Voyages (1985), the first part in Marc Karlin’s extraordinary Nicaraguan series, comprises of stills by the American photographer Susan Meiselas. Between 1978 and 1979, Meiselas captured the two revolutionary insurrections which brought the FSLN to power in Nicaragua, overthrowing the fifty year dictatorship of the Somoza family. The film is in the form of a letter, written by Meiselas to Karlin. Through her own words, the film interrogates the responsibility of the war photographer, the line between observer and participant, and the political significance of the photographic image.
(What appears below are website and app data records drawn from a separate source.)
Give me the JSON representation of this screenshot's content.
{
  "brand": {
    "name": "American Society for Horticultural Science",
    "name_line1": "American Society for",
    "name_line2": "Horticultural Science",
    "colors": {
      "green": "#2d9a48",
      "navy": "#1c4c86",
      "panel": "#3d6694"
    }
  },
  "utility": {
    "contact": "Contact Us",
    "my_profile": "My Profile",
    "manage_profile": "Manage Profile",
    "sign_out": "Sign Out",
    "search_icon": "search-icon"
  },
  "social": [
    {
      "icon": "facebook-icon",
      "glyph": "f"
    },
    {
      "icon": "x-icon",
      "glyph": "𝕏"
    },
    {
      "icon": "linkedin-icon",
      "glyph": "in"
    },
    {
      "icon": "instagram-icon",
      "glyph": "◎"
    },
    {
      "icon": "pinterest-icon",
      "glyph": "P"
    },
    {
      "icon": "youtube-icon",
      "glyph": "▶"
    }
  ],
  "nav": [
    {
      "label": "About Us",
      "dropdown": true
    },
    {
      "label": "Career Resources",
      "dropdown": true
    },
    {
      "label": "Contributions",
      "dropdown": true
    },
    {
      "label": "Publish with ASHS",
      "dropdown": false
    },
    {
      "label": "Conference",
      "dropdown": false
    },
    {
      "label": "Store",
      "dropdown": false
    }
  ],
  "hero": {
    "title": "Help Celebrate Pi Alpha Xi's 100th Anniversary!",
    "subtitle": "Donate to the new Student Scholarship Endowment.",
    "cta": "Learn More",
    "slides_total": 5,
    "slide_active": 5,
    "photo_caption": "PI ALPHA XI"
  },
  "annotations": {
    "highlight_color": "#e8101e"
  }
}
The film is composed of five tracking shots, each approximately ten minutes in length. Shot in a studio by Karlin’s cinematographer, Jonathan Bloom, the camera glides slowly over Meiselas’ blown up stills, shifting focus between images in the background and foreground, allowing the editing to be achieved in camera. The mediative camera movement accompanying Meiselas’ words, creates a distance for the audience, reflecting the photographer’s own separation from the events she witnessed. The studio space was a form Karlin used repeatedly, layering his films with structured, contemplative intervals in between segments of exterior, vérité investigation. Inside the ‘dark chamber’ objects, figures and monitors bearing images are caught in a single shot, gradually revealed by the meandering camera movement. The studio acts as a immersive space of thought and pre-empts the installations and large scale multi-screen projections within the gallery space today.
A new cut of Voyages is now being shown at Iniva in a film programme curated by The Otolith Collective. When broadcast by Channel 4 in October 1985, the film drew criticism due to the fact that Meiselas’ words were narrated by a British actress, whose RP delivery lends the film an unwanted class distinction. A letter from the archive explains Karlin’s decision. Originally, Karlin wanted to narrate the film. This was strongly objected to by Alan Fountain, the commissioning editor of Channel 4’s The Eleventh Hour, on the grounds of feminist politics – it was a women’s experience therefore a woman should read it. Karlin disagreed, feeling that after the popular revolution, men and women should be able to work together, and not be seen as appropriating a women’s experience. Already having reservations about the possibility of sustaining a British audience’s attention at 10pm with 45 minutes of stills, Karlin’s own doubt unfortunately kicked in – would his voice bore the audience?
Karlin went back to the drawing board and produced three choices, 1. to get Meiselas to read the letter out herself. 2. To get an American to play Meiselas. 3. To get an English woman to read the letter. Karlin adamantly stated the original intention of the film was that the letter would be read out by the receiver, rather than the writer. If he used Meiselas’ voice, it would be the sender’s voice addressing the images rendering the film one-dimensional. If he used an American voice, the same objections regarding the sender/receiver objections would come into play. So, Karlin opted for a female, English voice; albeit one that connoted privilege, running contrary to progressive politics at the time and the new found pluralism of Channel 4.
Recently in the archive, a recorded voiceover by Marc Karlin was discovered on a umatic, and after a discussion between Susan Meiselas and Hermione Harris, Karlin’s partner, it was decided Karlin’s voice would narrate the film. Voyages is being screened at Iniva until the 18 May.